Galera Load Balancer (GLB) is a scalable and performant, yet easy to use TCP/IP connection balancing proxy. It draws from Pen Load Balancer, but it does a lot more. For the longest time, we have encouraged you to compile it from our GitHub repository, but now we are happy to tell you it is available as part of Galera Cluster Enterprise Edition, and we provide pre-compiled binaries of Galera Load Balancerthat have passed our extensive QA processes.
It started life in May 2008, effectively making it a proxy that is fourteen years old (and now, the oldest but actively maintained surviving MySQL-specific load balancer out there). For context, the now deprecated MySQL Proxy started life in 2007 and was EOLed in 2014, while MariaDB MaxScale started life in 2015, alongside MySQL Router and ProxySQL (2015 was a big year for MySQL proxies!). While you may find native Galera Cluster hostgroup support in ProxySQL, and you will also find Galera Monitors in MariaDB MaxScale, it is worth noting that Galera Load Balancer (GLB) has been around for a long time, and is finally being productized, clearly because we have seen customer demand for it and customers are using it in production.

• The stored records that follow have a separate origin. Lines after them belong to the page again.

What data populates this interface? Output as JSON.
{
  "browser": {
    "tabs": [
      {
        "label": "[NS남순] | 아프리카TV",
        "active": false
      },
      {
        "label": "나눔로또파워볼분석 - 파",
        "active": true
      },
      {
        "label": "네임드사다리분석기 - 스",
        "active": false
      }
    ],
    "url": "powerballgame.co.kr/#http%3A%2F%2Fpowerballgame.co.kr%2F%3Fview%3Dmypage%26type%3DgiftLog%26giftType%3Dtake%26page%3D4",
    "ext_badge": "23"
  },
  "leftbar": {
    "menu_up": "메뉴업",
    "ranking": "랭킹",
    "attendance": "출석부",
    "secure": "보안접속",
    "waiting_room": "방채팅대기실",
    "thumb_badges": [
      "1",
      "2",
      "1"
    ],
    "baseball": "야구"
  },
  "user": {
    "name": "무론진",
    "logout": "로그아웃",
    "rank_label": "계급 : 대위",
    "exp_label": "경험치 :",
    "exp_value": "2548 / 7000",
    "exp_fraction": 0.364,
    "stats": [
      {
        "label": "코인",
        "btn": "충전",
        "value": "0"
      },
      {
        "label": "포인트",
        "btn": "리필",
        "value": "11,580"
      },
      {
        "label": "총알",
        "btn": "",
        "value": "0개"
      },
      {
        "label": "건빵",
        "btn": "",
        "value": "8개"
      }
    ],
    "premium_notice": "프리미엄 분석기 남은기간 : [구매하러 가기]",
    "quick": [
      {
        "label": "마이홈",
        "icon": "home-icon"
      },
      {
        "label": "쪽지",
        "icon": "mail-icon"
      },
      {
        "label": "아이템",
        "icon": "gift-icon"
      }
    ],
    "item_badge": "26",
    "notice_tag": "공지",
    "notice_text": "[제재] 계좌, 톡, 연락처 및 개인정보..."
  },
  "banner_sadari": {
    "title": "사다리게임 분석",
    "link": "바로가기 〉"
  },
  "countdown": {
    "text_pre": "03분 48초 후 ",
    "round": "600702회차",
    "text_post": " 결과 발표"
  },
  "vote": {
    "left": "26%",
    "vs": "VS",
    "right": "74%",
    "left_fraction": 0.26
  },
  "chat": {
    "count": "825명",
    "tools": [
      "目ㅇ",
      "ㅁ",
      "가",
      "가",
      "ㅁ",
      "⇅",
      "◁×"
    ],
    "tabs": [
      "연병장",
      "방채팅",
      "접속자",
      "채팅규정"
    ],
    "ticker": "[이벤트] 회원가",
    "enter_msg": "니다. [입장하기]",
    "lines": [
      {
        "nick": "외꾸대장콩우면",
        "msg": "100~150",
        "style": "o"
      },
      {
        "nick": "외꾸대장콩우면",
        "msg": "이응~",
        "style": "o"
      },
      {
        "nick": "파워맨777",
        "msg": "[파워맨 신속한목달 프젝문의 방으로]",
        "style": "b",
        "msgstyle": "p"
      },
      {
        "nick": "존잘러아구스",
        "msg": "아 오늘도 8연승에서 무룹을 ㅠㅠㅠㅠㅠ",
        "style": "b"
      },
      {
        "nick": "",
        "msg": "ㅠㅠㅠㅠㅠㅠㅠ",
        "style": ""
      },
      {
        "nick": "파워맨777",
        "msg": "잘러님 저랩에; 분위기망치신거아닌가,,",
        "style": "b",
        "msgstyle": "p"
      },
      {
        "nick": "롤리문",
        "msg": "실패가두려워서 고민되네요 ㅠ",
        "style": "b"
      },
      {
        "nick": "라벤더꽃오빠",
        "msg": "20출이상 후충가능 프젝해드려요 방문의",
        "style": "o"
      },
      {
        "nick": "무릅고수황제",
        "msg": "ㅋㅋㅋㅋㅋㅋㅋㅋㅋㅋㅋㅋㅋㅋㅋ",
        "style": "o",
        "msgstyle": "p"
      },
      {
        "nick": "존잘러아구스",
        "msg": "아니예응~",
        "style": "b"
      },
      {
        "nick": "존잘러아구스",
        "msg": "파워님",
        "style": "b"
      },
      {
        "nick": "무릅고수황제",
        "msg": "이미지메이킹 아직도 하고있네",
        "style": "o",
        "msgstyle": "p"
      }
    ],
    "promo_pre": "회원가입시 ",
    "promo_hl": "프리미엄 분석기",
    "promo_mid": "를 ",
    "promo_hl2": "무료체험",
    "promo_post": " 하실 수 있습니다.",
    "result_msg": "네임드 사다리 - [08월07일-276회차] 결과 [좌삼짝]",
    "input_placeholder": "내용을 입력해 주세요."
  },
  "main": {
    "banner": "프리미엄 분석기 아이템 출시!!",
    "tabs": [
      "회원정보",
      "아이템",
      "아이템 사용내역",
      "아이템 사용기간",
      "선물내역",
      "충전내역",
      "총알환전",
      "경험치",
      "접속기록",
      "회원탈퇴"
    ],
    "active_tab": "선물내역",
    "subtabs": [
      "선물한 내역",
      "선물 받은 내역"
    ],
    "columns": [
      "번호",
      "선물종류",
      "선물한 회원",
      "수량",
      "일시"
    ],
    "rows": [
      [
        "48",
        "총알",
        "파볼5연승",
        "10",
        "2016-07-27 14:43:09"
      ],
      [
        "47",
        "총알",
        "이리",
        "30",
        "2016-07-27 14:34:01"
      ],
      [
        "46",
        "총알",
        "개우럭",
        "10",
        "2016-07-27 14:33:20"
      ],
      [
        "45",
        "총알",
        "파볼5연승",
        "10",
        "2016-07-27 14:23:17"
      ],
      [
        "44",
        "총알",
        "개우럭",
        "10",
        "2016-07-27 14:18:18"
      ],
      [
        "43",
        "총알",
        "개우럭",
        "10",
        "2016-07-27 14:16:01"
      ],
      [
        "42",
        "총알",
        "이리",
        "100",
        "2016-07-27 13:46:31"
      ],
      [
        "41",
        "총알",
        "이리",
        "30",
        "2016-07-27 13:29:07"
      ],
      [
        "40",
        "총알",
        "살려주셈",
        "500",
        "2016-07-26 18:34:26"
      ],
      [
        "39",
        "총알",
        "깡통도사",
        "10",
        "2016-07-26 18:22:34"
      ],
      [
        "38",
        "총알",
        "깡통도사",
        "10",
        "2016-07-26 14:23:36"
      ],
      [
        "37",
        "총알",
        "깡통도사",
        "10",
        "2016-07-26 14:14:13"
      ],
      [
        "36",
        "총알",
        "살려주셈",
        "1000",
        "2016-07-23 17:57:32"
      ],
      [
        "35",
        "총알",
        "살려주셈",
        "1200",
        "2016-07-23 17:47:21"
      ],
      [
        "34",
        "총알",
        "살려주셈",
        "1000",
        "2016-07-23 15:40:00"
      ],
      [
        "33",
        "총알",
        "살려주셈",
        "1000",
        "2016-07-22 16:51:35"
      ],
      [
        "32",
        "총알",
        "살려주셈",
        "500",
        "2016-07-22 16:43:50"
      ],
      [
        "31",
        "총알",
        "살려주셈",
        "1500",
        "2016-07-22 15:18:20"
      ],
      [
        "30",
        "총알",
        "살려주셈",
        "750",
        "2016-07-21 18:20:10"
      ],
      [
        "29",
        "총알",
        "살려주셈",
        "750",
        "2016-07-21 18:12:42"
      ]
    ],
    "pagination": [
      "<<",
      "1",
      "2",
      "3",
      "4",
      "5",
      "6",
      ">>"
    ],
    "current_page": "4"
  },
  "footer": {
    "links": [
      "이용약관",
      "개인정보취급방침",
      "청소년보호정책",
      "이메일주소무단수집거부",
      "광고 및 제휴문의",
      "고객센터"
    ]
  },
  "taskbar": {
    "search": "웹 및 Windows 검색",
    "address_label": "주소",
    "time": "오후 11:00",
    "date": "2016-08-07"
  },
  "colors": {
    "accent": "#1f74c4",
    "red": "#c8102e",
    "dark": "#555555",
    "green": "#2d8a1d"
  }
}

So, why a load balancer, in the first place? After all, Galera Cluster is a true multi-master cluster where all nodes are equal and you don’t have a need for load balancing, correct? Well, sometimes, depending on some workloads, you may benefit from having a load balancer. For one, setting up a three-node cluster alone does not make your application highly available – it needs to know that it can connect to any of the three nodes, right? In some instances, your connector will support passing multiple IP addresses (e.g. Connector/J, the PHP mysqlnd driver, etc.). In other instances you’ll do it within the application. But in most cases, you’ll probably want the likes of Galera Load Balancer (GLB).
Galera Load Balancer (GLB) is multi-threaded, so it uses multiple CPU cores, of which modern machines have a lot of. It also has the ability to configure back-end servers at runtime (so you can add or remove nodes at any given time), and most interestingly it also has a watchdog module to monitor the destinations and update the routing table if required. It can in theory run from the command line and you can pass service options to reconfigure it, but we naturally always recommend you to have a configuration file (it is as simple as /etc/glbd.cfg). GLB supports destination selection policies like least connected (default, this ensures that all your nodes are being used effectively), round-robin, random and source tracking. Maybe one of the more interesting ones is single: you can effectively drive all traffic to one single Galera Cluster node, and just have the other two as High Availability failover options!
We are going to talk about Galera Load Balancer (GLB) over the next few blog posts (getting started with an installation, how to drain servers, how to reduce read latencies, etc.), but we hope that this alone has whet your appetite over thinking about trying to use Galera Load Balancer (GLB). We haven’t run recent benchmarks, but this might also be a focus for us. Remember, we have documentation, but you don’t have to compile it, manually install the service, copy configuration files, etc. – you can just get it via Galera Cluster Enterprise Edition or request the binaries by contacting us at firstname.lastname@example.org.